The suspense that the book created in a single word: why? Continue reading
On the shelves of any library, if it’s big enough, you’ll find things called jeremiads.
This term comes from the biblical Book of Jeremiah. In it, the titular prophet lamented the state of Israelite society, and warned of its imminent downfall.
Today, a jeremiad is a prolonged lamentation, or complaint about society, the literary version of an old man yelling at kids to get off his lawn. Such writings rarely have anything useful to say. They can say the same thing, over and over, and people will read them because they confirm their biases. Rarely are they clever, teach anything, or make you reflect.
One style of jeremiad that all librarians seem to ascribe is the profound observation that ‘people don’t read anymore.’ It’s not just the librarians that say this either. Social commentators of all stripes seem to think that Americans are becoming stupider simply because of the fact that people are too dumb, lazy, or screen obsessed to actually read something. Continue reading
Manhattan is a great place to be in the springtime.
Walk out of the subway on to 42nd. It’s only a block to you destination, of course; you couldn’t come to New York and not see the library. You can see the lions from down the street.
Past the arches you walk, and the place opens up. It’s beautiful. The walls are painted with murals, the ceilings painted with clouds. There’s marble everywhere. Woodwork is everywhere. In the reading rooms, up the stairs worn smooth by centuries, they’ve got pieces like Toledo enamel suspended so high above you it might as well be in the sky.
The true heart of the collection is beneath your feet. It’s dug in many stories beneath the surface. That’s where the beating heart of the collection is housed. 15 million items.
It’s as fine a temple as ever has been built, and it’s built to awe.
How does somebody build something so incredible? It’s hard to even wrap your head around that question. Where does one even begin?
Now, with that in mind, I want you to look a little more closely at something.
Look at the wall. Really look at it. What do you see? Continue reading
Raymond Chandler was not the most prolific of writers. He only started publishing in his forties, after losing a job in the oil industry thanks to the perils of being an artist, which are eerily similar to being a drunk.
He remains, however, one of the most brilliant writers of the 20th Century. The iconic private detective Phillip Marlowe was his creation; anytime you see a private detective in a trench coat, talking about ‘dames,’ and drinking, you’re looking at the cultural contribution of Mr. Chandler.

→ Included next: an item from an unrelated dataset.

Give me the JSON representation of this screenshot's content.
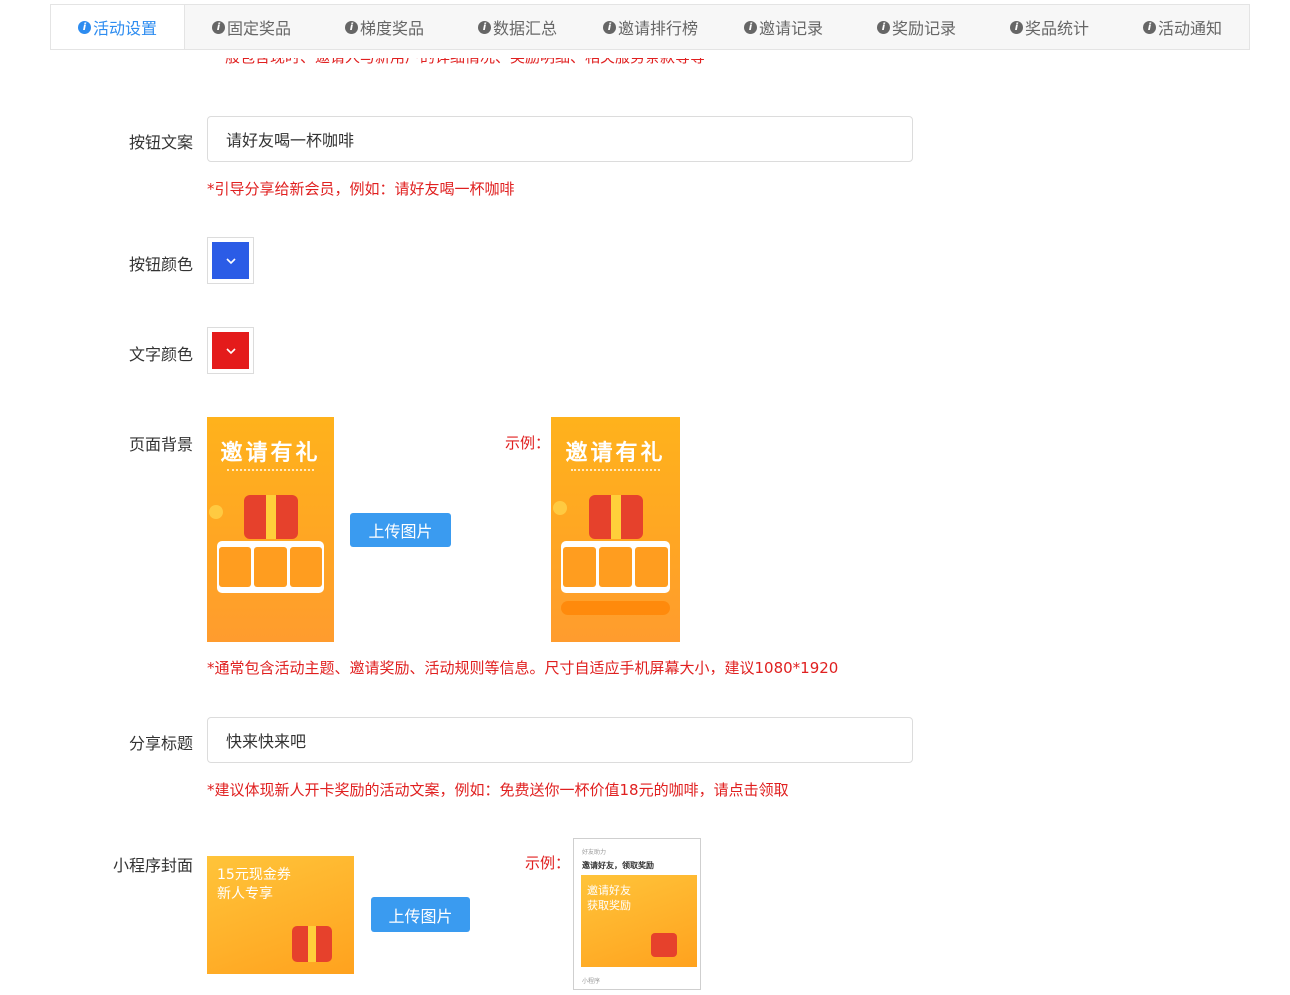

His taste in food, much like his writing, were simple and direct. ‘Cooked well and fast’ were his prerogatives. Every scrap of his writing reads that way, spiced with the acerbic wit that made Marlowe famous. Continue reading
A book about magic…
Suzanne Clark is one of the best writers I have ever read.
She can build worlds, write dialog, and build plot in ways that seem absolutely effortless. I admire her wholeheartedly. Continue reading
Here he comes
All the ifs and hows
Not a sound
Reaches my ears Continue reading